With climate change extreme weather events such as floods, droughts or storms are increasing in frequency and severity. They put people and their livelihoods under risk – especially the poorest and most vulnerable communities in developing countries. The need for managing these climate risks is becoming more pressing as global temperatures rise. Tools that have been gaining attention and promotion in recent years are climate risk insurance and insurance-related instruments.
The Global Climate Risk Index 2019 analyses to what extent countries and regions have been affected by impacts of weather-related loss events (storms, floods, heat waves etc.). The most recent data available — for 2017 and from 1998 to 2017 — were taken into account. The countries and territories affected most in 2017 were Puerto Rico, Sri Lanka as well as Dominica. For the period from 1998 to 2017 Puerto Rico, Honduras and Myanmar rank highest.
Der Allianz Klima- und Energiemonitor vergleicht die G20-Staaten hinsichtlich ihrer Attraktivität für Investitionen in eine emissionsfreie Energie-Infrastruktur. Zudem berechnet er den momentanen und künftigen Investitionsbedarf – davon ausgehend, dass die Klimaziele des Pariser Abkommens, deutlich unter 2 Grad bzw. möglichst 1,5 Grad Erwärmung, eingehalten werden sollen. Der Monitor wurde zum dritten Mal von der Allianz SE in Kooperation mit Germanwatch und dem NewClimate Institute erstellt.
The 24th Conference of the Parties (COP24) will be held from 2 to 14 December 2018 in Katowice, Poland. The task for this summit is to show that, even with political headwinds, the international community is able to respond to the increased urgency of the climate crisis. With a package of three decisions, COP24 will be a success. In this Background Paper, Germanwatch sums up its expectations towards COP24.
© Climate Transparency

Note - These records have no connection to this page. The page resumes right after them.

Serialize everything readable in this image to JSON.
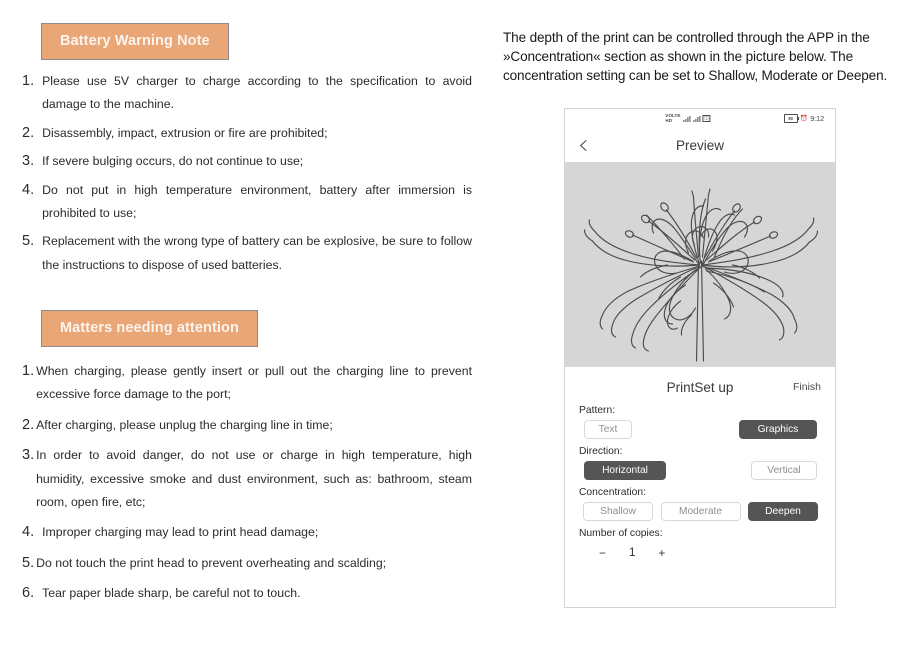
{
  "document": {
    "left_column": {
      "sections": [
        {
          "heading": "Battery Warning Note",
          "items": [
            {
              "num": "1.",
              "text": "Please use 5V charger to charge according to the specification to avoid damage to the machine."
            },
            {
              "num": "2.",
              "text": "Disassembly, impact, extrusion or fire are prohibited;"
            },
            {
              "num": "3.",
              "text": "If severe bulging occurs, do not continue to use;"
            },
            {
              "num": "4.",
              "text": "Do not put in high temperature environment, battery after immersion is prohibited to use;"
            },
            {
              "num": "5.",
              "text": "Replacement with the wrong type of battery can be explosive, be sure to follow the instructions to dispose of used batteries."
            }
          ]
        },
        {
          "heading": "Matters needing attention",
          "items": [
            {
              "num": "1.",
              "text": "When charging, please gently insert or pull out the charging line to prevent excessive force damage to the port;"
            },
            {
              "num": "2.",
              "text": "After charging, please unplug the charging line in time;"
            },
            {
              "num": "3.",
              "text": "In order to avoid danger, do not use or charge in high temperature, high humidity, excessive smoke and dust environment, such as: bathroom, steam room, open fire, etc;"
            },
            {
              "num": "4.",
              "text": "Improper charging may lead to print head damage;"
            },
            {
              "num": "5.",
              "text": "Do not touch the print head to prevent overheating and scalding;"
            },
            {
              "num": "6.",
              "text": "Tear paper blade sharp, be careful not to touch."
            }
          ]
        }
      ]
    },
    "right_column": {
      "intro_paragraph": "The depth of the print can be controlled through the APP in the »Concentration« section as shown in the picture below. The concentration setting can be set to Shallow, Moderate or Deepen."
    }
  },
  "phone": {
    "status_bar": {
      "carrier_stack_top": "VOLTE",
      "carrier_stack_bottom": "HD",
      "sim_box_glyph": "◫",
      "battery_level_label": "80",
      "alarm_glyph": "⏰",
      "time": "9:12"
    },
    "navbar": {
      "back_icon": "chevron-left-icon",
      "title": "Preview"
    },
    "preview": {
      "image_alt": "spider-lily-line-art"
    },
    "settings": {
      "title": "PrintSet up",
      "finish_label": "Finish",
      "pattern": {
        "label": "Pattern:",
        "options": [
          {
            "label": "Text",
            "selected": false
          },
          {
            "label": "Graphics",
            "selected": true
          }
        ]
      },
      "direction": {
        "label": "Direction:",
        "options": [
          {
            "label": "Horizontal",
            "selected": true
          },
          {
            "label": "Vertical",
            "selected": false
          }
        ]
      },
      "concentration": {
        "label": "Concentration:",
        "options": [
          {
            "label": "Shallow",
            "selected": false
          },
          {
            "label": "Moderate",
            "selected": false
          },
          {
            "label": "Deepen",
            "selected": true
          }
        ]
      },
      "copies": {
        "label": "Number of copies:",
        "decrement": "−",
        "value": "1",
        "increment": "+"
      }
    }
  },
  "colors": {
    "heading_orange": "#e9a677",
    "heading_border": "#8c8c8c",
    "heading_text": "#fdf4ee",
    "selected_button": "#555555",
    "preview_bg": "#d6d6d6",
    "phone_border": "#d3d3d3"
  }
}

The Brown to Green Report is the world’s most comprehensive annual review of G20 climate action, assessing progress on decarbonisation, climate policies, finance, and vulnerability to the impacts of climate change. The report is published annually by Climate Transparency, a global partnership of 14 climate research organisations and NGOs from the majority of G20 countries, many from emerging economies. Germanwatch is one of the main authors.